Kim’s research focuses on understanding how land use and land management affect insect biodiversity and ecosystem services such as pest suppression, pollination, weed suppression and decomposition. Kim teaches two courses, Economic Entomology and Insect Ecology, and is advisor to four graduate students and two undergraduate students. The mission of her lab is to create research and learning opportunities to a diversity of students, and actively search for ways to promote social justice in entomology and beyond. For the fellowship, Kim visited the established STRIPS project at Iowa State University to interact with entomologists, land managers and other scientists about the benefits and costs of establishing and monitoring prairie strips as a sustainable conservation practice in agriculture. Kim also interacted with graduate students, postdoctoral researchers and faculty in the entomology department at Iowa State University and gave a departmental seminar on her work at K-State.

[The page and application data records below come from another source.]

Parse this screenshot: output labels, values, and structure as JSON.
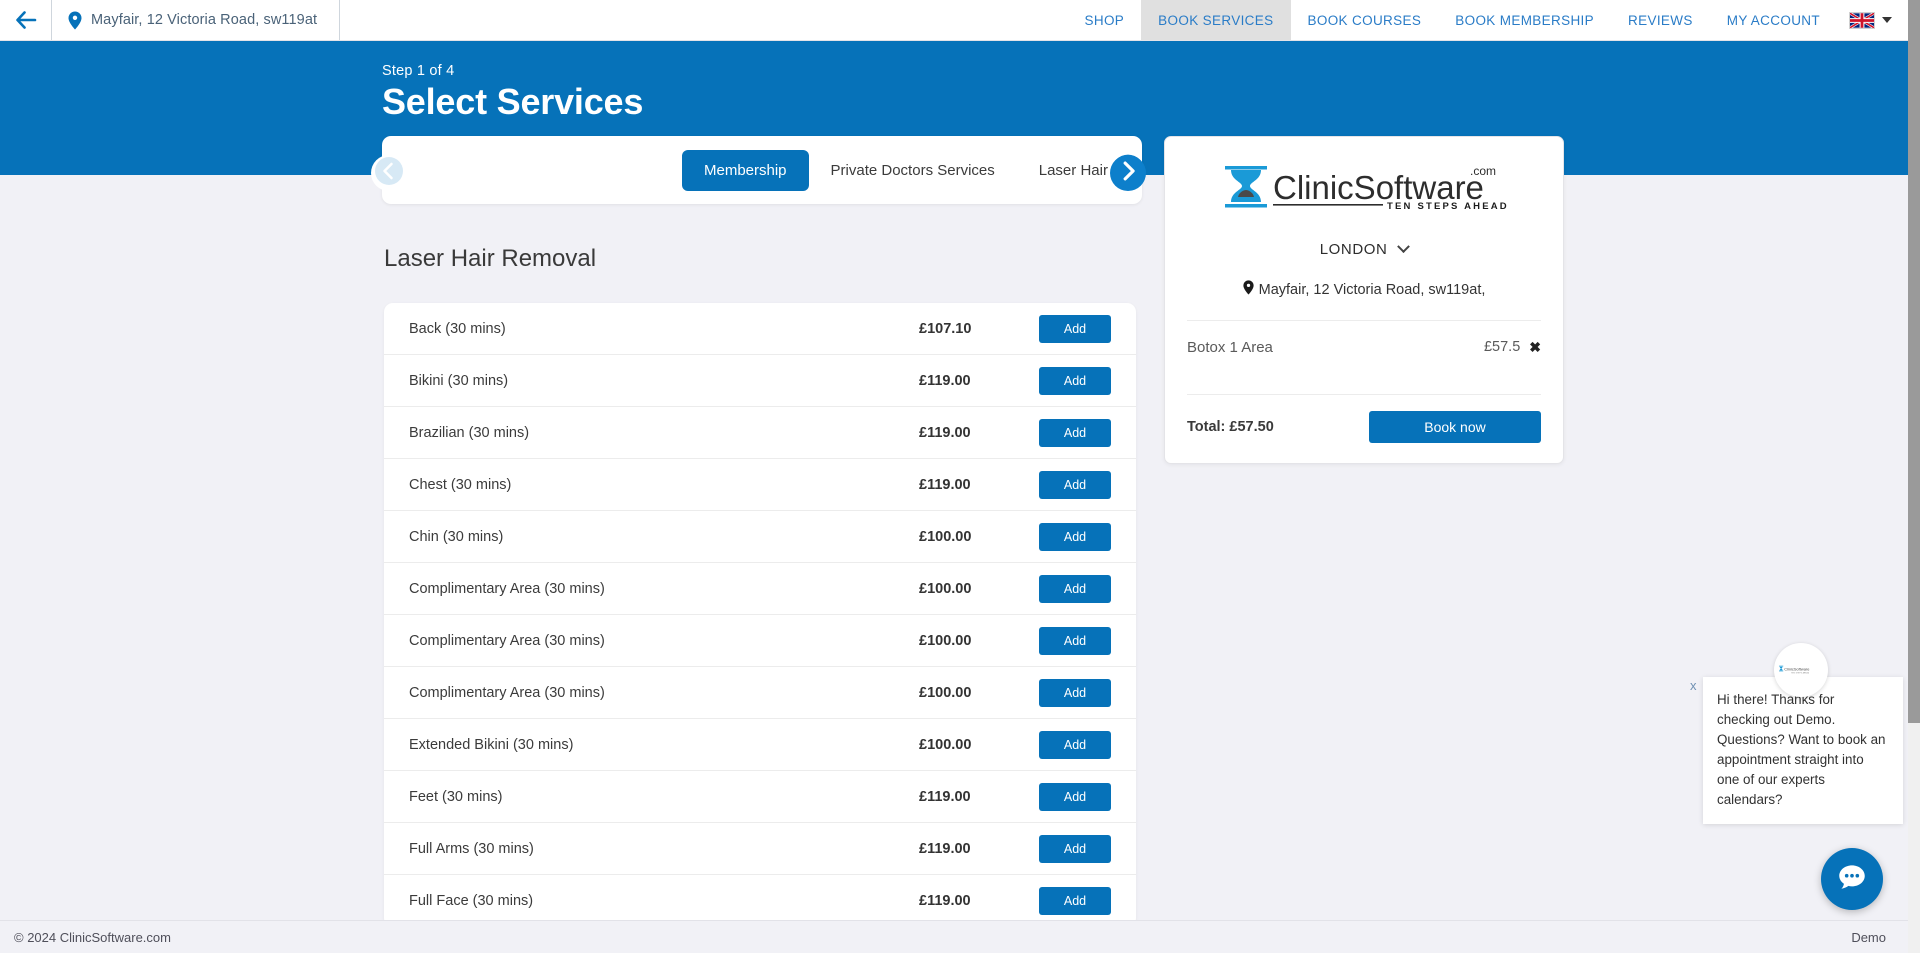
{
  "topnav": {
    "back_icon": "arrow-left-icon",
    "location_icon": "map-pin-icon",
    "location_text": "Mayfair, 12 Victoria Road, sw119at",
    "menu": [
      {
        "label": "SHOP",
        "active": false
      },
      {
        "label": "BOOK SERVICES",
        "active": true
      },
      {
        "label": "BOOK COURSES",
        "active": false
      },
      {
        "label": "BOOK MEMBERSHIP",
        "active": false
      },
      {
        "label": "REVIEWS",
        "active": false
      },
      {
        "label": "MY ACCOUNT",
        "active": false
      }
    ],
    "flag_icon": "uk-flag-icon",
    "flag_caret_icon": "caret-down-icon"
  },
  "hero": {
    "step_text": "Step 1 of 4",
    "title": "Select Services",
    "background_color": "#0672b9"
  },
  "carousel": {
    "prev_icon": "chevron-left-circle-icon",
    "next_icon": "chevron-right-circle-icon",
    "tabs": [
      {
        "label": "Membership",
        "active": true
      },
      {
        "label": "Private Doctors Services",
        "active": false
      },
      {
        "label": "Laser Hair Removal",
        "active": false
      }
    ]
  },
  "main": {
    "section_title": "Laser Hair Removal",
    "add_label": "Add",
    "services": [
      {
        "name": "Back (30 mins)",
        "price": "£107.10"
      },
      {
        "name": "Bikini (30 mins)",
        "price": "£119.00"
      },
      {
        "name": "Brazilian (30 mins)",
        "price": "£119.00"
      },
      {
        "name": "Chest (30 mins)",
        "price": "£119.00"
      },
      {
        "name": "Chin (30 mins)",
        "price": "£100.00"
      },
      {
        "name": "Complimentary Area (30 mins)",
        "price": "£100.00"
      },
      {
        "name": "Complimentary Area (30 mins)",
        "price": "£100.00"
      },
      {
        "name": "Complimentary Area (30 mins)",
        "price": "£100.00"
      },
      {
        "name": "Extended Bikini (30 mins)",
        "price": "£100.00"
      },
      {
        "name": "Feet (30 mins)",
        "price": "£119.00"
      },
      {
        "name": "Full Arms (30 mins)",
        "price": "£119.00"
      },
      {
        "name": "Full Face (30 mins)",
        "price": "£119.00"
      }
    ]
  },
  "cart": {
    "logo_text": "ClinicSoftware",
    "logo_suffix": ".com",
    "logo_tagline": "TEN STEPS AHEAD",
    "city": "LONDON",
    "city_caret_icon": "chevron-down-icon",
    "address_icon": "map-pin-icon",
    "address": "Mayfair, 12 Victoria Road, sw119at,",
    "items": [
      {
        "name": "Botox 1 Area",
        "price": "£57.5",
        "remove_icon": "close-x-icon"
      }
    ],
    "total_label": "Total: £57.50",
    "book_label": "Book now"
  },
  "chat": {
    "avatar_icon": "clinicsoftware-avatar-icon",
    "close_label": "x",
    "message": "Hi there! Thanks for checking out Demo. Questions? Want to book an appointment straight into one of our experts calendars?",
    "launcher_icon": "chat-bubble-icon"
  },
  "footer": {
    "copyright": "© 2024 ClinicSoftware.com",
    "right_label": "Demo"
  },
  "colors": {
    "brand_blue": "#0672b9",
    "nav_link": "#2a7cc7",
    "page_bg": "#f1f1f6",
    "active_tab_bg": "#e0e0e0"
  }
}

"The Big 12 Faculty Fellowship was an extremely valuable experience in both establishing research connections and providing the background needed to conduct similar research in Kansas," Kim said."It also provided me with new insights and opportunities to integrate biodiversity conservation with agriculture."
Lubbers' teaching and research interests are antimicrobial stewardship and therapy, antimicrobial resistance and application of diagnostic testing in food animals. Lubbers also served as the director of clinical microbiology at the Kansas State Veterinary Diagnostic Laboratory for 10 years. He is a diplomate of the American College of Veterinary Clinical Pharmacology and currently serves as the vice chairholder for the Clinical and Laboratory Standards Institute’s Veterinary Antimicrobial Susceptibility testing subcommittee. For the fellowship, Lubbers worked with faculty at the Texas Tech School of Veterinary Medicine to discuss teaching strategies in their professional curriculum and share experiences with K-State’s peer review of teaching. He observed lectures and provided both written and oral feedback to instructors at Texas Tech, and met with college administration to discuss the procedures used at K-State for peer teaching evaluation and opportunities for improving the process at both institutions. He also provided guest lectures and received feedback on his teaching effectiveness from other faculty members.
"The Big 12 Faculty Fellowship was valuable to help me re-evaluate some of my own teaching strategies and become a more effective educator in the veterinary curriculum at K-State," Lubbers said.
The Chief Academic Officers of the Big 12 universities created the Big 12 Faculty Fellowship program for the purpose of stimulating scholarly activities in the areas of teaching, research and service. Recently, a mentoring and networking component has been added to facilitate the establishment of contacts and networks for new faculty with outstanding individuals in their discipline at other Big 12 universities.
To learn more, visit the Big 12 Faculty Fellowship website.